Saturday, 27 June 2015


The Open Door Retreat was drawing to a close. The two-hour weekly sessions, the commitment to 15 minutes of personal reflective prayer each day and the sharing of what we had experienced was a mind blowing experience. Over nine weeks I had interacted with my parish leadership and effectively been drawn into robust Anglican life. (A polite way of saying we didn’t agree politically, theologically, on what was right, what was wrong or the creative value of Freddy Mercury’s music.) 

The two leaders - my Spiritual Director and my rector – and we seven participants had bonded in a profound way.   It involved absolute trust and was pretty miraculous because we were such different personalities. I remember one woman saying she’d been told as a small child that Jesus was always sitting on her shoulder and she still sensed him there. One of the men shared how inadequate he’d felt most of his life. Yet another, believed he had the gift of healing the sick.

None of them seemed perturbed that I really didn’t care whether Mary was a Virgin or that I really hoped Jesus and Mary Magdalene had had a relationship. (I wanted him to be fully human)   
The ‘homework’ for the last week was to bring something that reflected what we’d gained from the retreat.  Now, with all the balls I was juggling at home, at work and at church, I’d invariably left my ‘show and tell’ homework to the last minute. I knew from previous weeks how creative the others would be. They would use flowers from their gardens, favourite paintings, music, a candle-lit tableaux and icons.  But I was in a different space. Sandton City had been my Cathedral for decades.  Besides, I was born to shop.

So I gave myself a day off from the agency and set of for South Africa’s most famous mall. There had to be something in that consumer paradise that would reflect what I had gained and how momentous it had been. 

By 4pm I’d literally shopped ‘til I dropped but I’d found nothing I could take to the rectory that evening. A coffee break brought true meaning to the term ‘arrow prayers’ – the kind of praying you do as you drive through a speed trap. I then calmed down to a panic and decided to treat the project as strategically as I would any corporate communication campaign.

What had been the prime objective in attending the retreat? To better understand God. Against that backdrop how would I brand the Creator? It came in a flash. My understanding of God, which already included the Holy Spirit and was slowly assimilating Jesus, was that God couldn’t be packaged. Mine was consistently proving to be a God of surprises, revealed in unexpected ways.  

That was it! I needed, one of those toy boxes that a figure popped out of – a Jack-in-the-box.  Not so easy.

At a toy shop the assistant explained that the line had been discontinued. When I explained what I was wanting to illustrate she suggested a pop out children’s book rigged with elastic bands from which images tumbled when you opened the covers.  I was convinced.
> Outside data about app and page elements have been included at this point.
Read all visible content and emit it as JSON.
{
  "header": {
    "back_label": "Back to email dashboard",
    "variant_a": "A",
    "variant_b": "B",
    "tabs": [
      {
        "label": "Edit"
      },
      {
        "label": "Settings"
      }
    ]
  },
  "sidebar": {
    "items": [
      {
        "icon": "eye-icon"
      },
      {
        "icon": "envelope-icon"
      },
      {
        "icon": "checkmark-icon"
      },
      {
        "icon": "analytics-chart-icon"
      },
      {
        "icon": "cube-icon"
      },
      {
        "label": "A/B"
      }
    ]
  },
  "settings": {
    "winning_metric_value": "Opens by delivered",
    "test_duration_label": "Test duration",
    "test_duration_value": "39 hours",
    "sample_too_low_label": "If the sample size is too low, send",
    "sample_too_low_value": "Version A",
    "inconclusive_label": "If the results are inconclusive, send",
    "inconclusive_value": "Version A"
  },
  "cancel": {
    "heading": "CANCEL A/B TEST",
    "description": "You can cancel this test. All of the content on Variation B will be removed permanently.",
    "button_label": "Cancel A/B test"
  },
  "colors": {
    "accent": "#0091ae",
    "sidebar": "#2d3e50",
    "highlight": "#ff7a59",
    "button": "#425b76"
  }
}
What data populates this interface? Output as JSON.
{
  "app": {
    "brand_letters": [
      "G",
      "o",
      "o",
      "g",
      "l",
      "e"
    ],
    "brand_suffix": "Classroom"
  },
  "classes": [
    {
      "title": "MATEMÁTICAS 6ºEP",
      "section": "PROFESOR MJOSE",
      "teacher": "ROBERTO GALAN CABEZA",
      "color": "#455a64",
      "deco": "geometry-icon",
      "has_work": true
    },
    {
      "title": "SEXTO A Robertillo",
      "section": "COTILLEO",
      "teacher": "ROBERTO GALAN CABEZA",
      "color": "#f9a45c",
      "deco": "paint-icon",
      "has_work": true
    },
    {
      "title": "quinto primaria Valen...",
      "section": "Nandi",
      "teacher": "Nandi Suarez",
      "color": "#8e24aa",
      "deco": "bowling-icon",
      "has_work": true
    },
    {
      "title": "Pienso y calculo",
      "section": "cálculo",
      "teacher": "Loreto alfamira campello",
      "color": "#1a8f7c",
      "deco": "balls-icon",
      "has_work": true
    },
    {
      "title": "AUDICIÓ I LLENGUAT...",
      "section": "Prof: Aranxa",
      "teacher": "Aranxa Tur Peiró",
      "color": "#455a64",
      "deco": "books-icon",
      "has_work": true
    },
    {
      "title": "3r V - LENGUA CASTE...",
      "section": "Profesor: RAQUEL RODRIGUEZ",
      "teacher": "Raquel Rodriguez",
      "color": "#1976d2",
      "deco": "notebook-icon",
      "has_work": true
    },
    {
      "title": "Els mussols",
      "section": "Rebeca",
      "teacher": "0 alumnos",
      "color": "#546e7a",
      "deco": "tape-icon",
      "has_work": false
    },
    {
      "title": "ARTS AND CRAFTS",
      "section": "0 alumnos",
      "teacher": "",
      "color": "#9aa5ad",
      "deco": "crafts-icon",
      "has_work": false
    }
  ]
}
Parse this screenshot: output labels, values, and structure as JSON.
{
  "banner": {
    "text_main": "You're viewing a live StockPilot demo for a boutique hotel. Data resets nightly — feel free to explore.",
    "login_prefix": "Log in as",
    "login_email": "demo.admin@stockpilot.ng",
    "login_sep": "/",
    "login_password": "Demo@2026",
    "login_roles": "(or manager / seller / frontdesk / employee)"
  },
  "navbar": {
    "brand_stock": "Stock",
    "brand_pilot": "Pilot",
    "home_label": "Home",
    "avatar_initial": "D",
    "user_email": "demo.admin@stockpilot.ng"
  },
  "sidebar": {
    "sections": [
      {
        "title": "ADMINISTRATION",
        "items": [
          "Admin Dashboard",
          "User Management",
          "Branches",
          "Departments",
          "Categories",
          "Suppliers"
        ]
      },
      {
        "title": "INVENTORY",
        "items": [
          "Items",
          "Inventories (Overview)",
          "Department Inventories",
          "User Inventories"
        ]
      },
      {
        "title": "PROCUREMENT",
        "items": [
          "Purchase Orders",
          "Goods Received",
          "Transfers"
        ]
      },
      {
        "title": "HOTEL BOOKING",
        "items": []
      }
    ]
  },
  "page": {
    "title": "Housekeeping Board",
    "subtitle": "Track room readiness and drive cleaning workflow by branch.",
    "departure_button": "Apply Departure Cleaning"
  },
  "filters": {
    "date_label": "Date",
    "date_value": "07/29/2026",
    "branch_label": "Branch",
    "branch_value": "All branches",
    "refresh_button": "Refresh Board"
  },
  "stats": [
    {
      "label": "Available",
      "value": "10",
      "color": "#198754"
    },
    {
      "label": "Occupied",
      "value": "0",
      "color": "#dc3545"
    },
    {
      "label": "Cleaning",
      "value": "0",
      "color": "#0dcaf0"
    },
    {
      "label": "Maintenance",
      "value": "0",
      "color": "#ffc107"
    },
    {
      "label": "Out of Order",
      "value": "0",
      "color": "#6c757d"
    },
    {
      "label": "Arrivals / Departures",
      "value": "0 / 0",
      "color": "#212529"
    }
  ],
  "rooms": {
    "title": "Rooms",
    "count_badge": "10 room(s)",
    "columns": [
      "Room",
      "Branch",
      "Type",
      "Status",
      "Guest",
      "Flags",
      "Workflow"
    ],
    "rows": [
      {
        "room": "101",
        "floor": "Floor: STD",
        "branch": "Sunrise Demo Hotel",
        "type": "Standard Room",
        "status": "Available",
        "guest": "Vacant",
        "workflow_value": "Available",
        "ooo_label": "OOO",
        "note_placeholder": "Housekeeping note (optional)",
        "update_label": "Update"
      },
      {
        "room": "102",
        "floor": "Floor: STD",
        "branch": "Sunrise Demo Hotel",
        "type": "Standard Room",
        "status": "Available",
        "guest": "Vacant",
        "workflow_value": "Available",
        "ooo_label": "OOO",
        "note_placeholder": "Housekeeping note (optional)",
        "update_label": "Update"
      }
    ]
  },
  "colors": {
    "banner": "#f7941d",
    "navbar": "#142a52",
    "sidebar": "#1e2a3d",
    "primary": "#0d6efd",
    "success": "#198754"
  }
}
That evening my presentation seemed to go well. Far more importantly I had come to understand that what I loved best was how God had tumbled, helter skelter, into my life. 

Far from packaging my spirituality into an Anglican box that retreat had set me free.

Two huge God-incidences in the early part of my spiritual journey were to give me an irreverent Spiritual Director with a sense of humour and a rector who was a superb teacher. In fact I’m pretty sure that if he hadn’t ended up as a bishop he would eventually have headed up a theological college.

Bearing in mind that I had never read the bible, I signed on for two evening classes he used to give in the church hall. One on the Old Testament and the other on the New Testament. 

I was on yet another fascinating journey. One that involved a great deal of scriptural unpacking. 

1 comment:

Peter Nickles said...

You're really on a roll! Best yet.